“Kado” is the art of flower-arrangement and it is also called “Ikebana”.
“Kado” is a type of “Ikebana”, an art of combining plants such as flowers and trees, with the aspect of Geido (accomplishments).
“Kado” is definitely one representative of Japanese Traditions.
A widely-accepted theory is that Kado originated from floral offerings being presented at a Buddhist alter, together with the introduction and development of Buddhism.
Today, ‘Kado’ often refers to flower arrangement that prevailed in the Bunka-Bunsei era (1804-1830) during the late Edo period.
Kado is also called as Ikebana .
However, ‘Kado’ places more emphasis on the aspect of seeking for the teachings of Buddha than ‘Ikebana.’
Kado was established during the mid Muromachi period (1333-1573) by monks of Choho-ji Temple (Rotsukakudo) in Kyoto.
It is said that there are 144 schools in “Kado”.
A different types of flowers are arranged in a style differs among various schools.
From the end of the Edo period (1603 – 1868) until the early Meiji period (!868 – 1912), Kado and Ikebana was introduced to the West thanks to the “Japonisme” (worldwide Japanese culture boom), and this gave a significant influence to European floral decoration as a technique of vertical flower arrangement.
It can be said that the act itself to decorate the flowers is universal, however, it is a unique idea to decorate flowers with the aim of “state as if flowers bloom naturally”.

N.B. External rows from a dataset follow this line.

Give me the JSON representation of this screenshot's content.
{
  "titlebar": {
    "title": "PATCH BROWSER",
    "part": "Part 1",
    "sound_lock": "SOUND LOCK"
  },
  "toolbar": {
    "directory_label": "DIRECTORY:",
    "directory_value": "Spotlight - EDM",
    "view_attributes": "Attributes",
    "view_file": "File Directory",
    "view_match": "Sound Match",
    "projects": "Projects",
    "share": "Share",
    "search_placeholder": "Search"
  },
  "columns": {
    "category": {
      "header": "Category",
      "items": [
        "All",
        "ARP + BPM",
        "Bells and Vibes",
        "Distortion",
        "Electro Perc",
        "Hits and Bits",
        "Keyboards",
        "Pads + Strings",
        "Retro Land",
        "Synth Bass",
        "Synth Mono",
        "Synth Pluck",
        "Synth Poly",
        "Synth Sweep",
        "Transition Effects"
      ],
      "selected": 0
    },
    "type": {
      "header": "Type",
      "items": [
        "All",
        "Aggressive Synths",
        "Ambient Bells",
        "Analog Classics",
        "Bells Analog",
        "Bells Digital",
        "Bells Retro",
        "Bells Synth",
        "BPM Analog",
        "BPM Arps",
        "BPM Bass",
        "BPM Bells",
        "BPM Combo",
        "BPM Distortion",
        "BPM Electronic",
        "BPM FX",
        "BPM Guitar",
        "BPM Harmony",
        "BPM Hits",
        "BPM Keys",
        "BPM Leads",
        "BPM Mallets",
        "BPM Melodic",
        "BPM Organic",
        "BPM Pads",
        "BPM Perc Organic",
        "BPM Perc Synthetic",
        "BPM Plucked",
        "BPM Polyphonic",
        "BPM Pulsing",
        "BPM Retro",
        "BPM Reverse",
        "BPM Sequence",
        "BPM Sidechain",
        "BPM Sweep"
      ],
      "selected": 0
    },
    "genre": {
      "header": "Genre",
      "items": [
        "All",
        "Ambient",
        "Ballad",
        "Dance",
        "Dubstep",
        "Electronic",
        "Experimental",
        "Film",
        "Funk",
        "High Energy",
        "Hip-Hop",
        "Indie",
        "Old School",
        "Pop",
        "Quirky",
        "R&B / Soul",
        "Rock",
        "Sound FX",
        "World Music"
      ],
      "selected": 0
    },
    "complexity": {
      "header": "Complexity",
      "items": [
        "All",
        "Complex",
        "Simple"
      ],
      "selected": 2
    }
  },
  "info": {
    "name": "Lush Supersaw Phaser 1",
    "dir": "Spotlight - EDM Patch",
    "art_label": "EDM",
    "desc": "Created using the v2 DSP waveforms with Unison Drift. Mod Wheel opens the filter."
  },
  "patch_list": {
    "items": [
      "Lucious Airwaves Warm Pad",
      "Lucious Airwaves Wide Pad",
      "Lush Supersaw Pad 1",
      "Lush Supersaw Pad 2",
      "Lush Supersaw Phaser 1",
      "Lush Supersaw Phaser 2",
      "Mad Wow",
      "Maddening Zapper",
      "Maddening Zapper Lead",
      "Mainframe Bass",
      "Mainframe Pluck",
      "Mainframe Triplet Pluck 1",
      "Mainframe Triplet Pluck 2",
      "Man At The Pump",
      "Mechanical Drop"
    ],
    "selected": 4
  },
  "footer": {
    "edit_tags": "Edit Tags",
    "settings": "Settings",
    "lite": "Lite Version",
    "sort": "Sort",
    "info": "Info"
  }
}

Have you enjoyed the story of an aspect of Japanese Traditions today ?
Please come to visit Japan to explore the world of profound flow